SR6 Provides Solutions. Communities Must Provide The Will.

It is important to understand that the SR 6 Report is only that–a report. Nothing improves until specific actions are legislated by state and local government. Things will continue to get worse between now and the time action is taken. – Steve Bair, Fire Director, Alpha Fire Company

Fire Director Steve Bair Centre Daily Times photo)

There are fourteen specific and highly detailed points of action within the State report, ranging from finding new ways to recruit and incentivize volunteers and EMS staff, to new funding and loan sources for departments and communities. A premium is placed on minimizing red tape and maximizing access to information and vital programs that can help our emergency response services sooner rather than later. And while these have been looming problems gathering momentum for years, the alarm bell is ringing now. When a legislative action comes up for debate, or your community has a fiscal decision to make when it comes to local and regional first response capability, you need to be an informed part of that process. Stipends For Volunteers Help. An Educated And Active Public Helps More.

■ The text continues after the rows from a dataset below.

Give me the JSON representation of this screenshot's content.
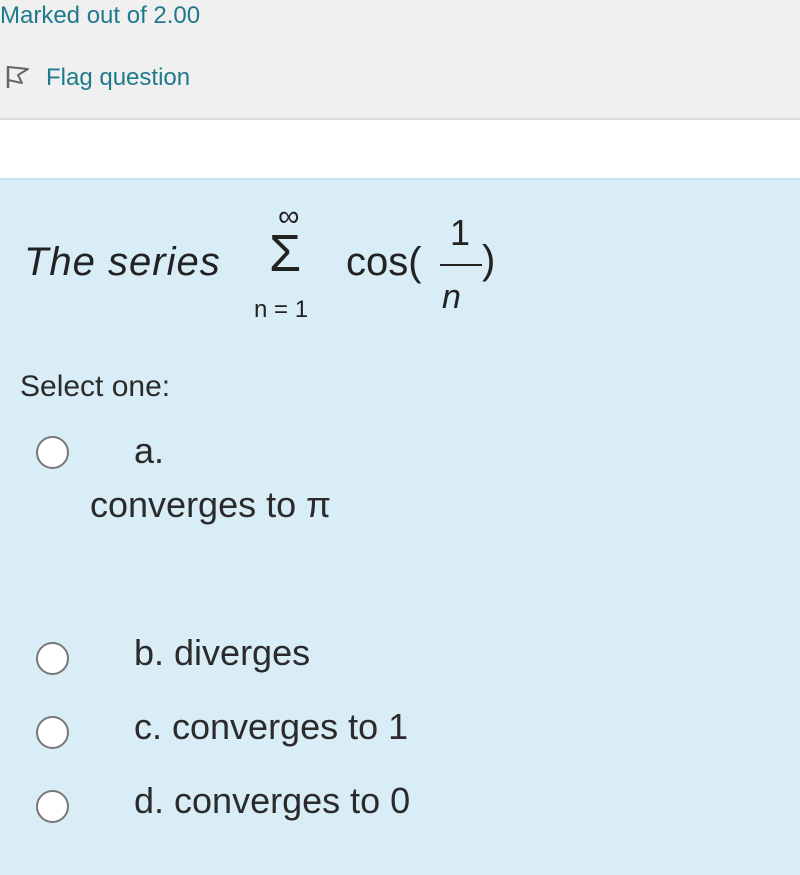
{
  "info": {
    "marked_text": "Marked out of 2.00",
    "flag_label": "Flag question",
    "flag_icon": "flag-icon"
  },
  "question": {
    "formula": {
      "lead_text": "The series",
      "upper_limit": "∞",
      "sigma": "Σ",
      "lower_limit": "n = 1",
      "function": "cos(",
      "numerator": "1",
      "denominator": "n",
      "close_paren": ")"
    },
    "select_one": "Select one:",
    "options": [
      {
        "label": "a.",
        "text": "converges to π",
        "selected": false
      },
      {
        "text": "b. diverges",
        "selected": false
      },
      {
        "text": "c. converges to 1",
        "selected": false
      },
      {
        "text": "d. converges to 0",
        "selected": false
      }
    ]
  },
  "colors": {
    "link": "#1f7a8c",
    "content_bg": "#d9edf7",
    "info_bg": "#f0f0f0"
  }
}
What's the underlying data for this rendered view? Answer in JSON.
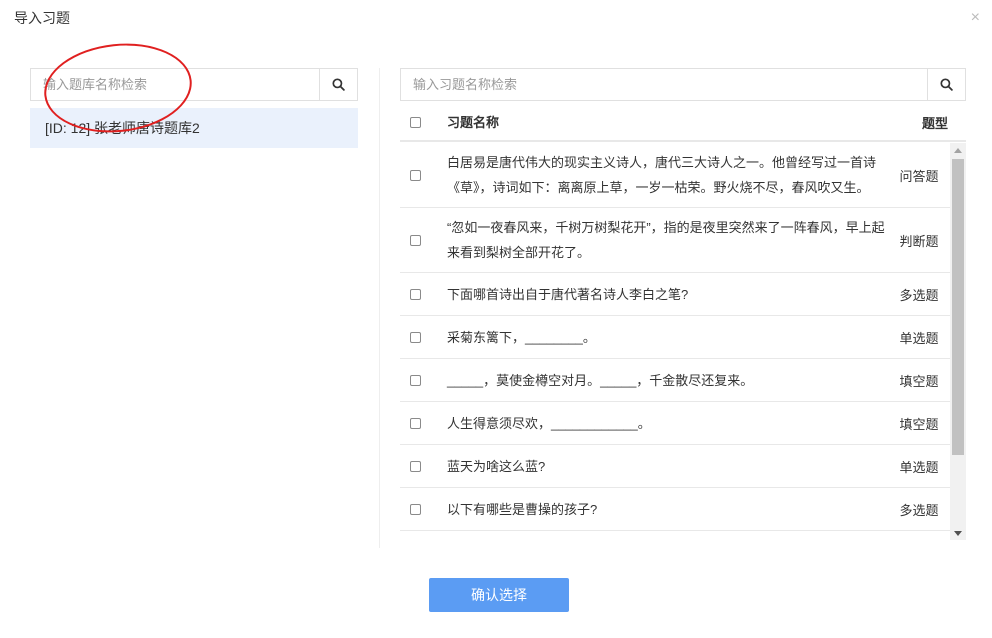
{
  "dialog": {
    "title": "导入习题",
    "close_symbol": "×"
  },
  "left_panel": {
    "search": {
      "placeholder": "输入题库名称检索",
      "value": ""
    },
    "banks": [
      {
        "label": "[ID: 12] 张老师唐诗题库2",
        "selected": true
      }
    ]
  },
  "right_panel": {
    "search": {
      "placeholder": "输入习题名称检索",
      "value": ""
    },
    "columns": {
      "name": "习题名称",
      "type": "题型"
    },
    "rows": [
      {
        "name": "白居易是唐代伟大的现实主义诗人，唐代三大诗人之一。他曾经写过一首诗《草》，诗词如下：离离原上草，一岁一枯荣。野火烧不尽，春风吹又生。",
        "type": "问答题"
      },
      {
        "name": "“忽如一夜春风来，千树万树梨花开”，指的是夜里突然来了一阵春风，早上起来看到梨树全部开花了。",
        "type": "判断题"
      },
      {
        "name": "下面哪首诗出自于唐代著名诗人李白之笔?",
        "type": "多选题"
      },
      {
        "name": "采菊东篱下，________。",
        "type": "单选题"
      },
      {
        "name": "_____，莫使金樽空对月。_____，千金散尽还复来。",
        "type": "填空题"
      },
      {
        "name": "人生得意须尽欢，____________。",
        "type": "填空题"
      },
      {
        "name": "蓝天为啥这么蓝?",
        "type": "单选题"
      },
      {
        "name": "以下有哪些是曹操的孩子?",
        "type": "多选题"
      }
    ]
  },
  "footer": {
    "confirm_label": "确认选择"
  },
  "colors": {
    "primary": "#5b9cf3",
    "selected_bg": "#eaf1fc",
    "annotation": "#e02020"
  }
}
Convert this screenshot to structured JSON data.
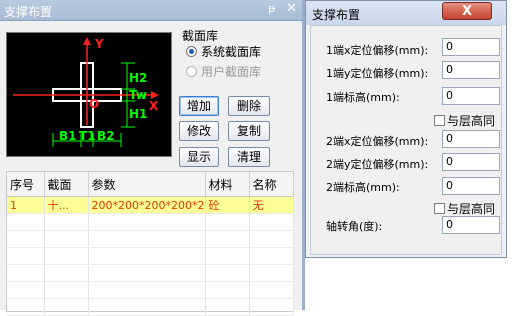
{
  "left_panel": {
    "title": "支撑布置",
    "pin_icon": "ᵽ",
    "close_icon": "✕",
    "library": {
      "label": "截面库",
      "options": [
        {
          "label": "系统截面库",
          "checked": true,
          "enabled": true
        },
        {
          "label": "用户截面库",
          "checked": false,
          "enabled": false
        }
      ]
    },
    "buttons": {
      "add": "增加",
      "delete": "删除",
      "modify": "修改",
      "copy": "复制",
      "show": "显示",
      "clear": "清理"
    },
    "preview": {
      "y_axis": "Y",
      "x_axis": "X",
      "origin": "O",
      "h2": "H2",
      "tw": "Tw",
      "h1": "H1",
      "b1": "B1",
      "t1": "T1",
      "b2": "B2",
      "colors": {
        "axis": "#ff2020",
        "dim": "#00ff00",
        "shape": "#ffffff"
      }
    },
    "table": {
      "columns": [
        "序号",
        "截面",
        "参数",
        "材料",
        "名称"
      ],
      "rows": [
        {
          "no": "1",
          "section": "十...",
          "params": "200*200*200*200*2...",
          "material": "砼",
          "name": "无"
        }
      ]
    }
  },
  "dialog": {
    "title": "支撑布置",
    "close_label": "X",
    "fields": {
      "end1_x": {
        "label": "1端x定位偏移(mm):",
        "value": "0"
      },
      "end1_y": {
        "label": "1端y定位偏移(mm):",
        "value": "0"
      },
      "end1_elev": {
        "label": "1端标高(mm):",
        "value": "0"
      },
      "end1_same": "与层高同",
      "end2_x": {
        "label": "2端x定位偏移(mm):",
        "value": "0"
      },
      "end2_y": {
        "label": "2端y定位偏移(mm):",
        "value": "0"
      },
      "end2_elev": {
        "label": "2端标高(mm):",
        "value": "0"
      },
      "end2_same": "与层高同",
      "rotation": {
        "label": "轴转角(度):",
        "value": "0"
      }
    }
  }
}
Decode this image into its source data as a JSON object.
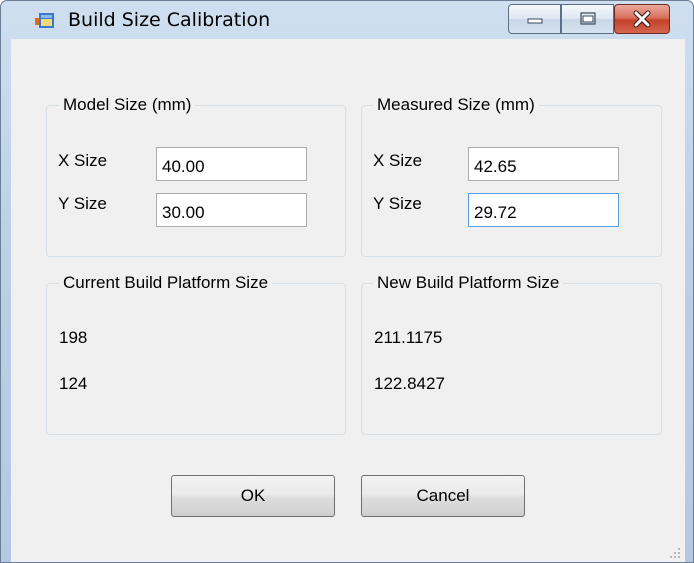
{
  "window": {
    "title": "Build Size Calibration"
  },
  "icons": {
    "app": "app-icon",
    "minimize": "minimize-icon",
    "maximize": "maximize-icon",
    "close": "close-icon",
    "grip": "resize-grip-icon"
  },
  "colors": {
    "close_button": "#c7432c",
    "frame": "#bcd1e8",
    "client": "#f0f0f0",
    "focus_border": "#569de5"
  },
  "model_size": {
    "title": "Model Size (mm)",
    "x_label": "X Size",
    "x_value": "40.00",
    "y_label": "Y Size",
    "y_value": "30.00"
  },
  "measured_size": {
    "title": "Measured Size (mm)",
    "x_label": "X Size",
    "x_value": "42.65",
    "y_label": "Y Size",
    "y_value": "29.72"
  },
  "current_platform": {
    "title": "Current Build Platform Size",
    "x_value": "198",
    "y_value": "124"
  },
  "new_platform": {
    "title": "New Build Platform Size",
    "x_value": "211.1175",
    "y_value": "122.8427"
  },
  "buttons": {
    "ok": "OK",
    "cancel": "Cancel"
  }
}
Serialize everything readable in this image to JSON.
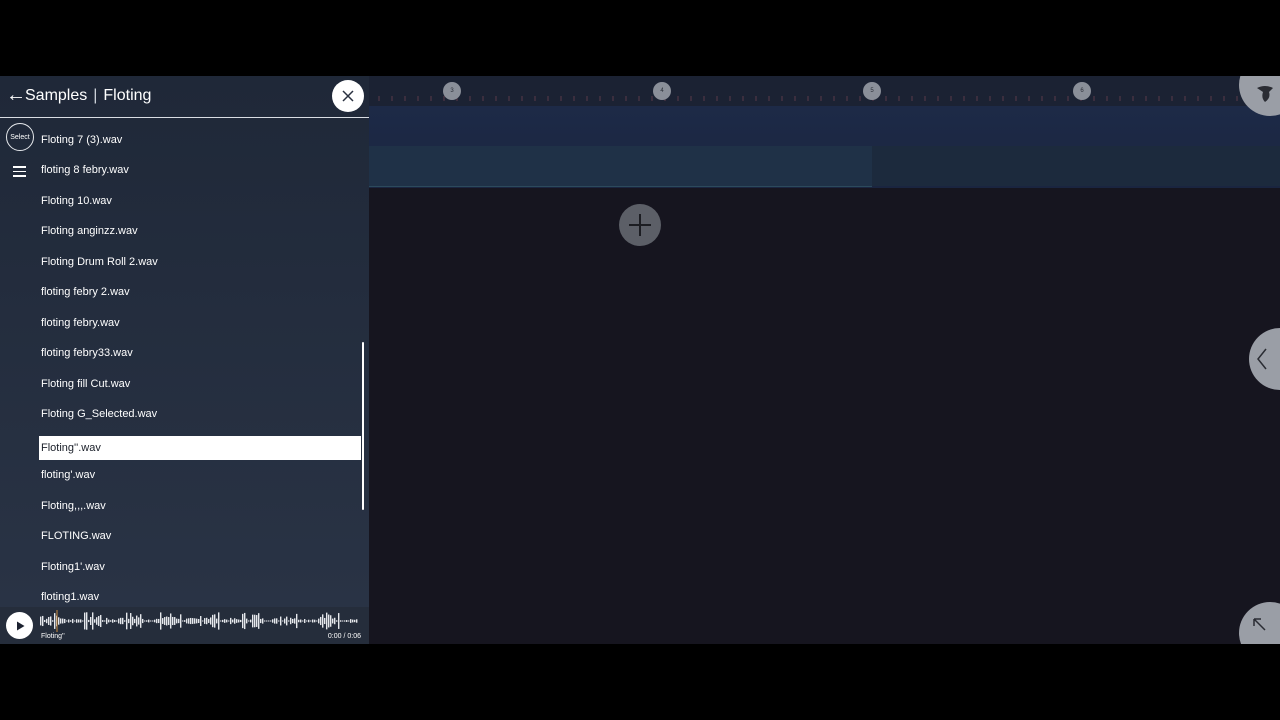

Communities need to understand that having the state solve our problems is highly unlikely. We need to put our energy into a long-term strategy that meets our needs and that can be sustained. Our best chance for state assistance may be for the state to remove unfunded mandates and regulatory rules that limit our options in providing municipal services. – Steve Bair, Fire Director, Alpha Fire Company

The vast majority of volunteer firefighters and EMS responders receive a very small annual stipend for their incredible contribution to the community—less than $1,000 a year for what can average 10-15 hours of work per week annually; in all types of conditions, facing all kinds of challenges, protecting and serving the communities they love. One of the solutions Alpha Fire Company is working toward is a reasonable, gradual increase of the firefighter annual stipend to better approximate that value as a true part time job. Working with the Centre Region Council of Governments in conjunction with state and federal agencies, we’re trying to responsibly incentivize our volunteer community protectors while minimizing the additional tax burden such duty requires. It’s a lot of work, and there’s much that the general public doesn’t understand that they’re going to need to learn, and learn fast. The same holds true for time-pressed Chiefs and representatives of small companies who are seeing insolvency in their future. We all have a stake in understanding the issue at hand. If you skipped reading the report above, we urge you to at least download the SR6 report your device or computer for future reading. Because it is that important to your community’s future.